Posted September. 15, 2005 08:31,   


As gasoline prices pass the 1,600 won per liter mark, many people are feeling the burden. Motorists are trying to save as much gas as they can by filling up their cars personally or by comparing gasoline prices on Internet websites.

But the government, which collects 62 percent of consumer gasoline prices as tax revenue, is refusing to lower the tax rate, saying, “If we lower the oil tax, consumption will grow and act as a burden on the national economy.”

How do domestic Korean gasoline prices rank internationally? The following is a comparison among member states of the Organization for Economic Cooperation and Development (OECD).

Korea ranks close to the top in gasoline prices, when taking national income into account -

Energy Detente, an American journal specializing in petroleum price surveys, recently announced consumer gasoline prices and the percentage of taxes of the prices for 21 of the current 30 OECD nations, by June 2005 standards.

At the end of June, the country with the most expensive gasoline prices was Britain at 1,549 won per liter. Taxation accounted for 71 percent of the price, or 1,100 won. Germany, France, Sweden, Denmark, Italy and other advanced European nations also charged approximately 1,400 won per liter, with taxes at 60 percent or higher.

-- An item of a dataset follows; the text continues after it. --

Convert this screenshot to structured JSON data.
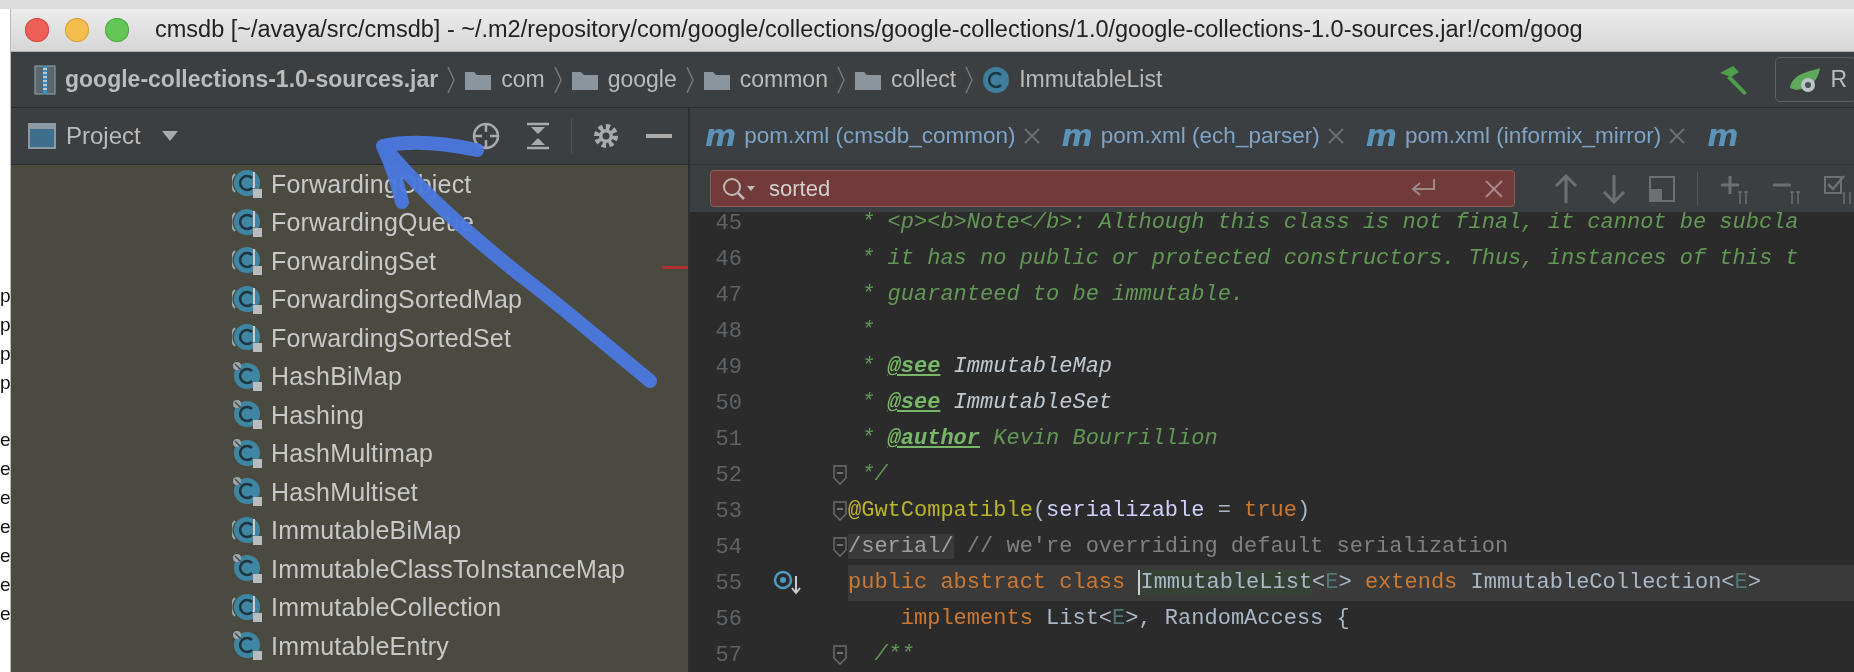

Korea’s average price for June was 1,402 won, ranking eighth out of the 21 countries surveyed. In terms of tax percentage, it ranked tenth at 62.1 percent.

A Korean National Oil Corporation (KNOC) spokesperson explained, “Advanced nations have higher consumer prices and taxation percentages on gasoline because they are mainly oil importers and try to induce energy conservation through high taxes.”

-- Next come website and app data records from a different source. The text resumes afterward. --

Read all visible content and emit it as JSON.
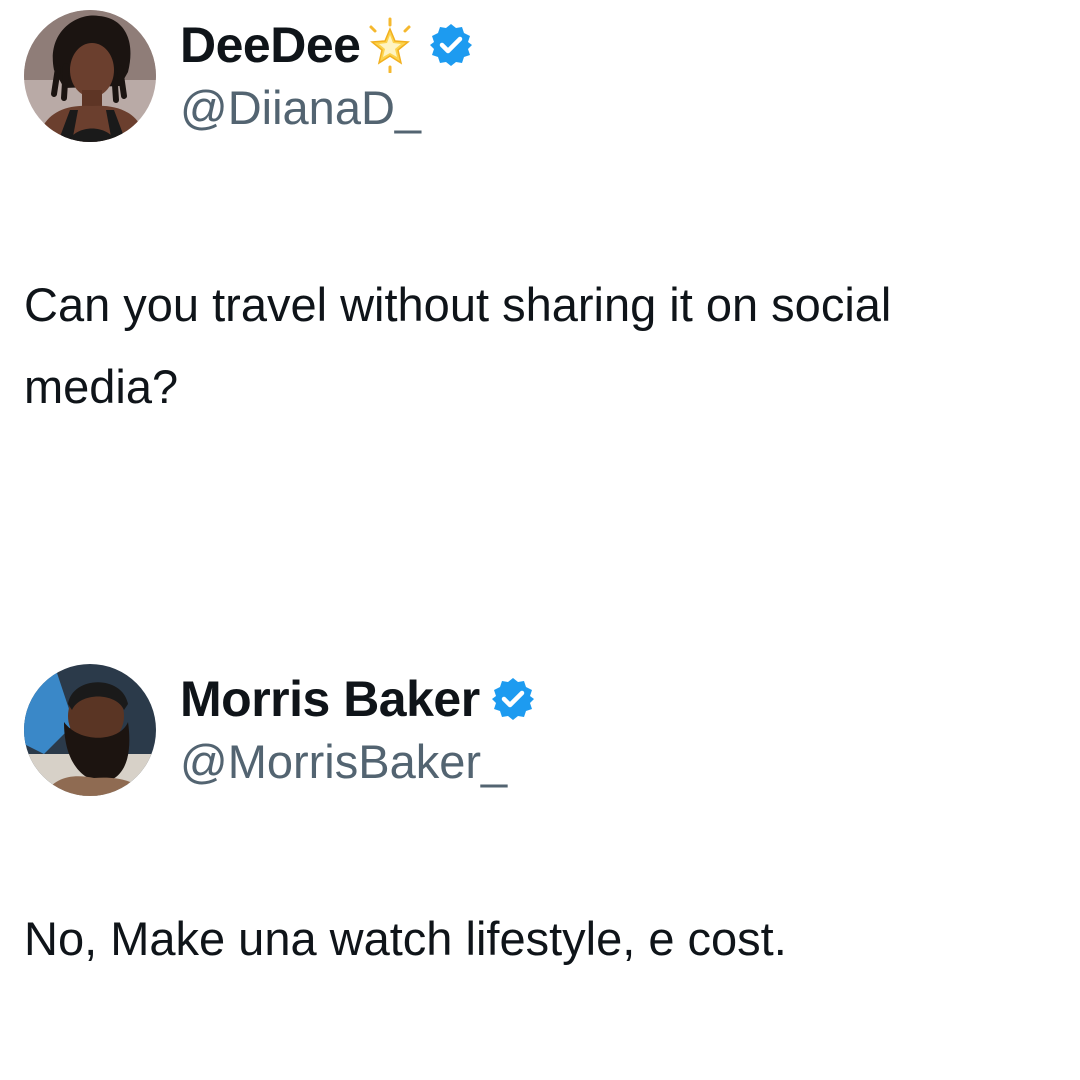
{
  "tweets": [
    {
      "display_name": "DeeDee",
      "handle": "@DiianaD_",
      "has_star_emoji": true,
      "verified": true,
      "avatar": "woman-portrait-avatar",
      "text": "Can you travel without sharing it on social media?"
    },
    {
      "display_name": "Morris Baker",
      "handle": "@MorrisBaker_",
      "has_star_emoji": false,
      "verified": true,
      "avatar": "bearded-man-portrait-avatar",
      "text": "No, Make una watch lifestyle, e cost."
    }
  ],
  "colors": {
    "verified_badge": "#1d9bf0",
    "handle": "#536471",
    "text": "#0f1419",
    "star": "#f7c948"
  }
}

As the status of the economy is different for each country, however, comparative values rather than absolute standards should be applied.

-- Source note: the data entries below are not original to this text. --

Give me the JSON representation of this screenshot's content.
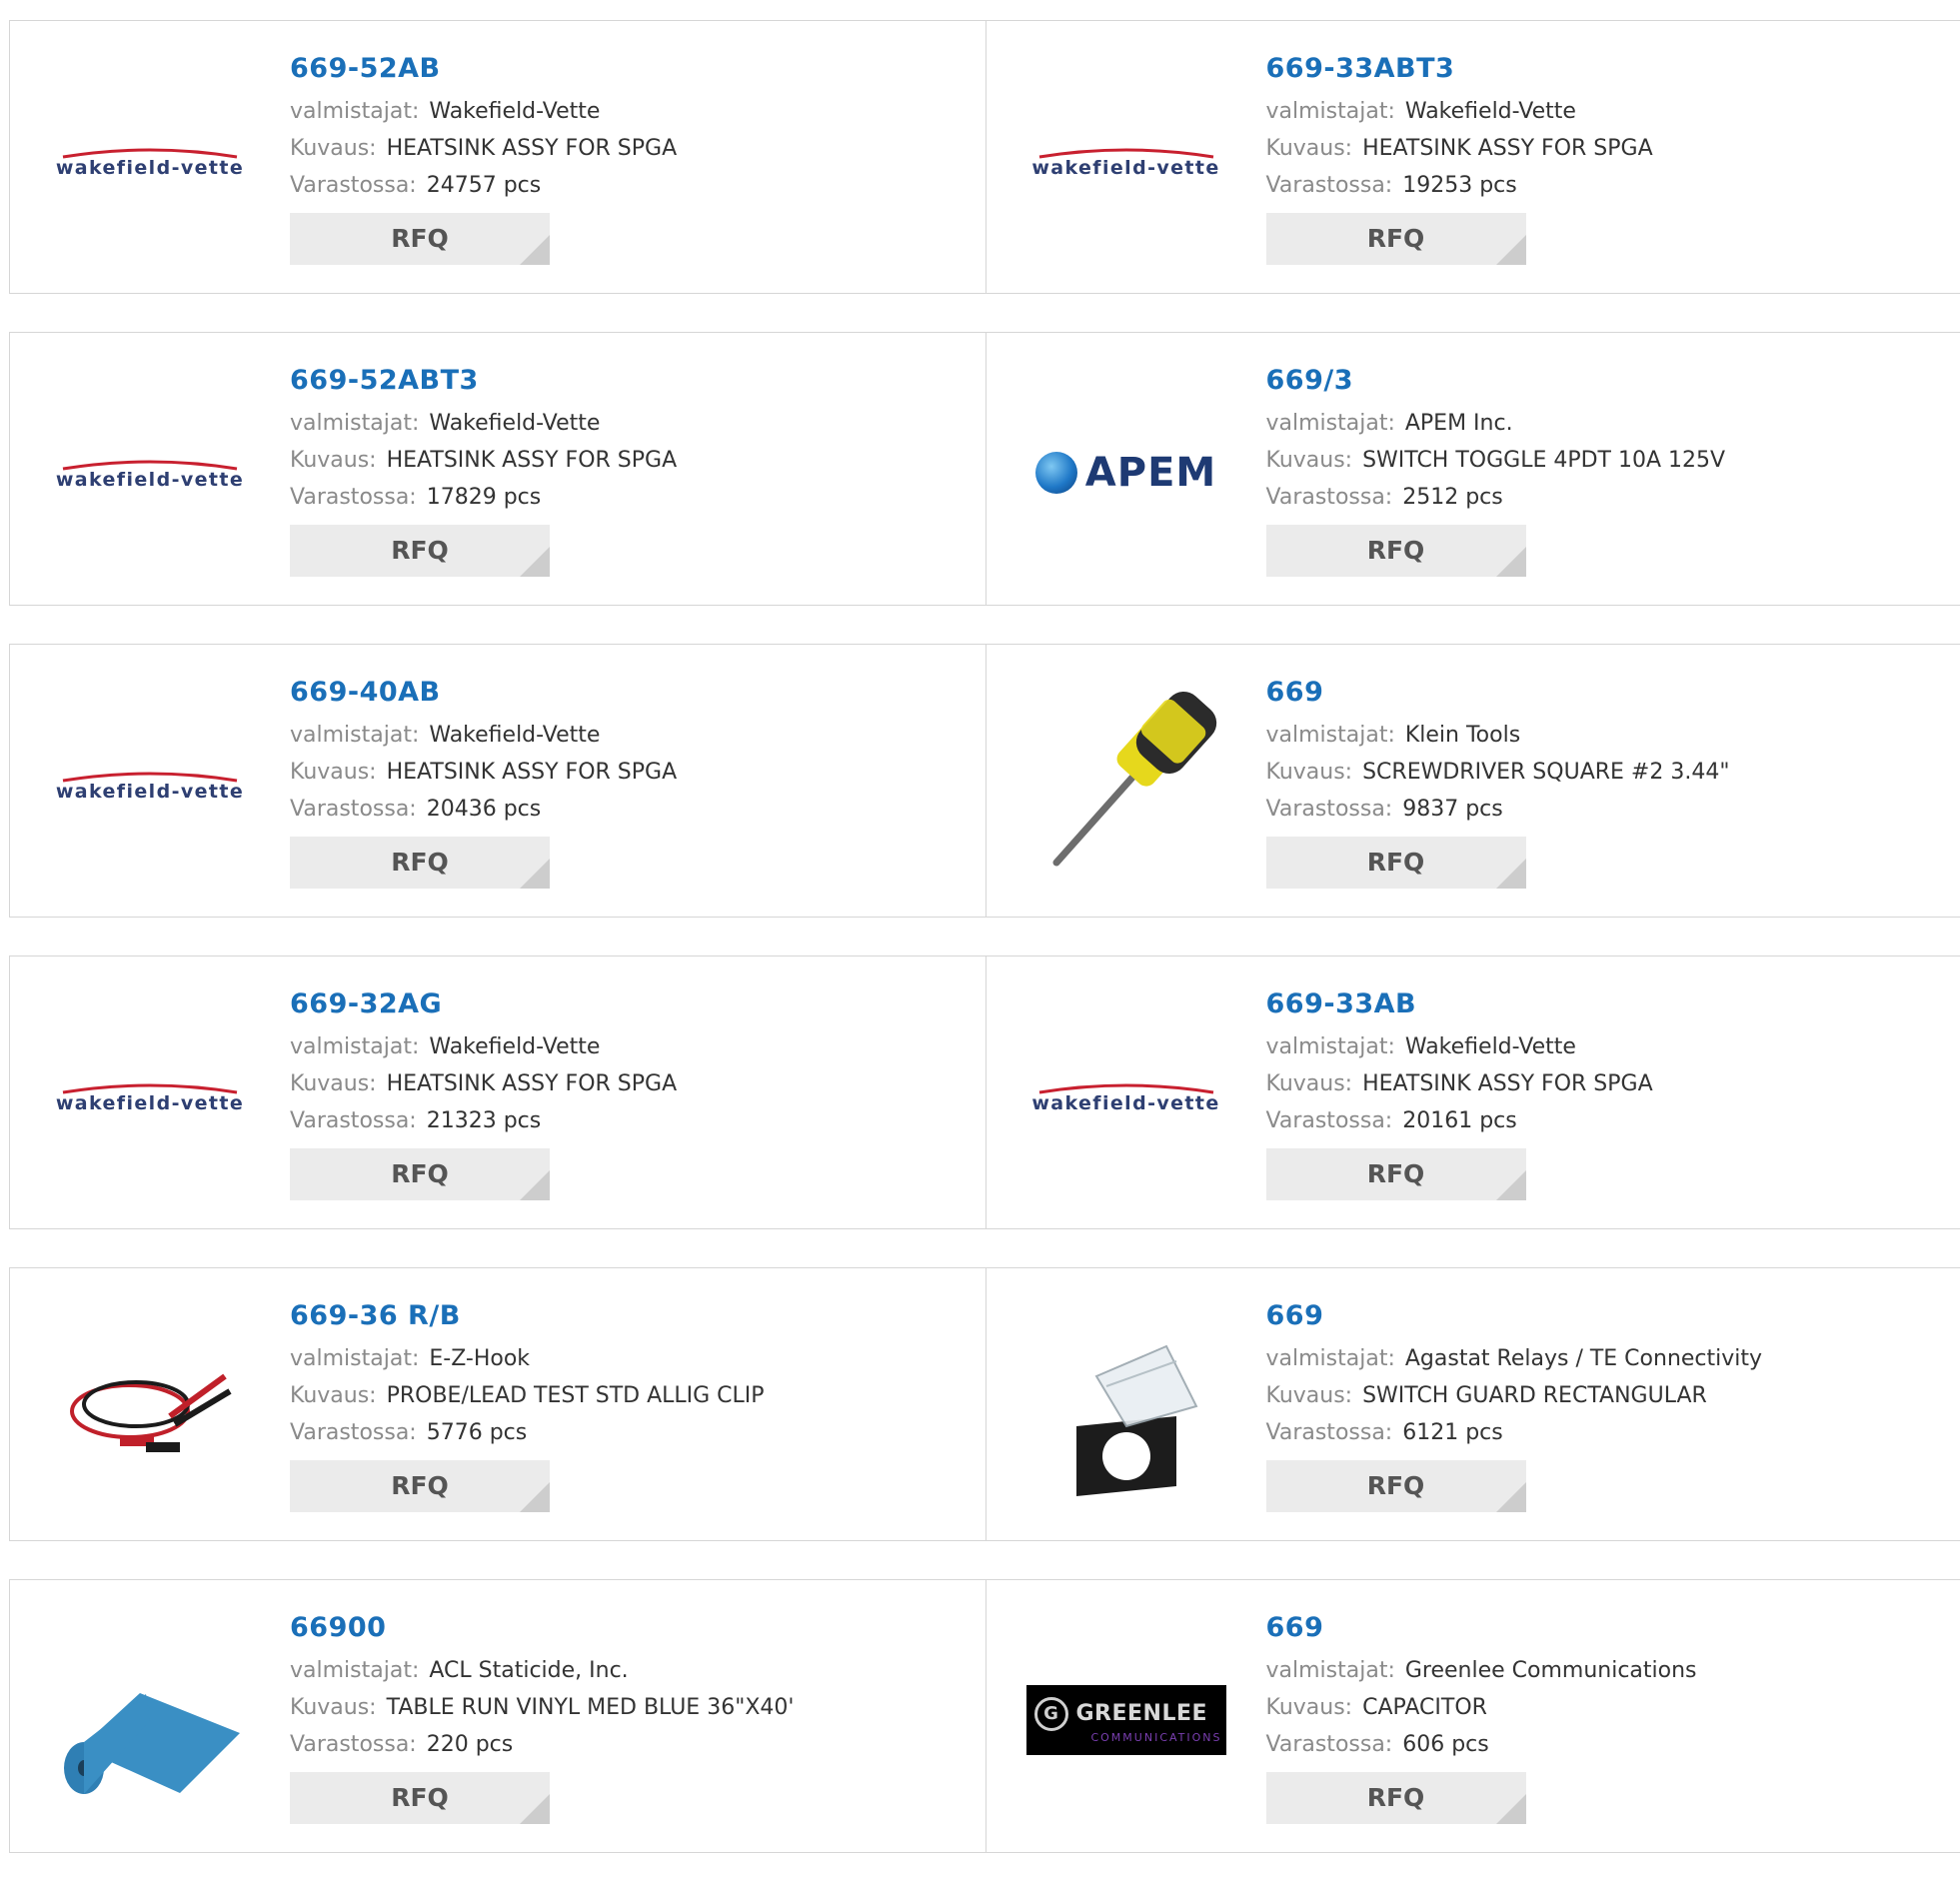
{
  "labels": {
    "manufacturer": "valmistajat:",
    "description": "Kuvaus:",
    "stock": "Varastossa:",
    "rfq": "RFQ"
  },
  "colors": {
    "part_link": "#1a6fb8",
    "label_gray": "#8a8a8a",
    "button_bg": "#ebebeb",
    "border": "#d6d6d6"
  },
  "products": [
    {
      "part": "669-52AB",
      "manufacturer": "Wakefield-Vette",
      "description": "HEATSINK ASSY FOR SPGA",
      "stock": "24757 pcs",
      "image": "wakefield-vette-logo"
    },
    {
      "part": "669-33ABT3",
      "manufacturer": "Wakefield-Vette",
      "description": "HEATSINK ASSY FOR SPGA",
      "stock": "19253 pcs",
      "image": "wakefield-vette-logo"
    },
    {
      "part": "669-52ABT3",
      "manufacturer": "Wakefield-Vette",
      "description": "HEATSINK ASSY FOR SPGA",
      "stock": "17829 pcs",
      "image": "wakefield-vette-logo"
    },
    {
      "part": "669/3",
      "manufacturer": "APEM Inc.",
      "description": "SWITCH TOGGLE 4PDT 10A 125V",
      "stock": "2512 pcs",
      "image": "apem-logo"
    },
    {
      "part": "669-40AB",
      "manufacturer": "Wakefield-Vette",
      "description": "HEATSINK ASSY FOR SPGA",
      "stock": "20436 pcs",
      "image": "wakefield-vette-logo"
    },
    {
      "part": "669",
      "manufacturer": "Klein Tools",
      "description": "SCREWDRIVER SQUARE #2 3.44\"",
      "stock": "9837 pcs",
      "image": "screwdriver-photo"
    },
    {
      "part": "669-32AG",
      "manufacturer": "Wakefield-Vette",
      "description": "HEATSINK ASSY FOR SPGA",
      "stock": "21323 pcs",
      "image": "wakefield-vette-logo"
    },
    {
      "part": "669-33AB",
      "manufacturer": "Wakefield-Vette",
      "description": "HEATSINK ASSY FOR SPGA",
      "stock": "20161 pcs",
      "image": "wakefield-vette-logo"
    },
    {
      "part": "669-36 R/B",
      "manufacturer": "E-Z-Hook",
      "description": "PROBE/LEAD TEST STD ALLIG CLIP",
      "stock": "5776 pcs",
      "image": "test-lead-photo"
    },
    {
      "part": "669",
      "manufacturer": "Agastat Relays / TE Connectivity",
      "description": "SWITCH GUARD RECTANGULAR",
      "stock": "6121 pcs",
      "image": "switch-guard-photo"
    },
    {
      "part": "66900",
      "manufacturer": "ACL Staticide, Inc.",
      "description": "TABLE RUN VINYL MED BLUE 36\"X40'",
      "stock": "220 pcs",
      "image": "vinyl-roll-photo"
    },
    {
      "part": "669",
      "manufacturer": "Greenlee Communications",
      "description": "CAPACITOR",
      "stock": "606 pcs",
      "image": "greenlee-logo"
    }
  ],
  "logos": {
    "wakefield": "wakefield-vette",
    "apem": "APEM",
    "greenlee_name": "GREENLEE",
    "greenlee_sub": "COMMUNICATIONS"
  }
}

If per capita national income is taken into consideration in comparing the 21 nations, Korea ranks among the top five.

With consumer prices divided by per capita national income and setting the figure for Korea as 100, gasoline prices abroad scored only 31 for Japan, 14 for the United States, and 46 for Britain and France.

The only nations with higher gasoline prices in comparison with per capita income are the four Eastern European countries of Poland, the Czech Republic, Hungary and Slovakia. These countries maintain high oil prices on purpose because they fear excessive dollar drainage could result from increased petroleum consumption, as their export industries are not stable.

The need to lower taxes versus losses over the long term -

In order to mitigate the burden on its people, the French government recently instructed refined oil corporations to make price cuts, declaring that if the corporations do not obey, they will be hit with a special tax that will return the profits to the citizens. In the United States, as gasoline prices skyrocketed due to soaring oil prices and Hurricane Katrina, the state of Georgia decided to put a temporary hold on gasoline taxes.

The Korean government raised 21.4571 trillion won in oil taxes last year, which accounts for 18.2 percent of its total revenues.

Public opinion that “taxes on gasoline should be cut” is gathering force. The opposition Grand National Party is promoting a 10 percent reduction in oil taxes, but the administration is not bowing to the pressure. First Vice Minister Bahk Byong-won of the Ministry of Finance and Economy argued, “Reducing gasoline prices at the expense of taxes is not desirable.”

Sang-Soo Kim ssoo@donga.com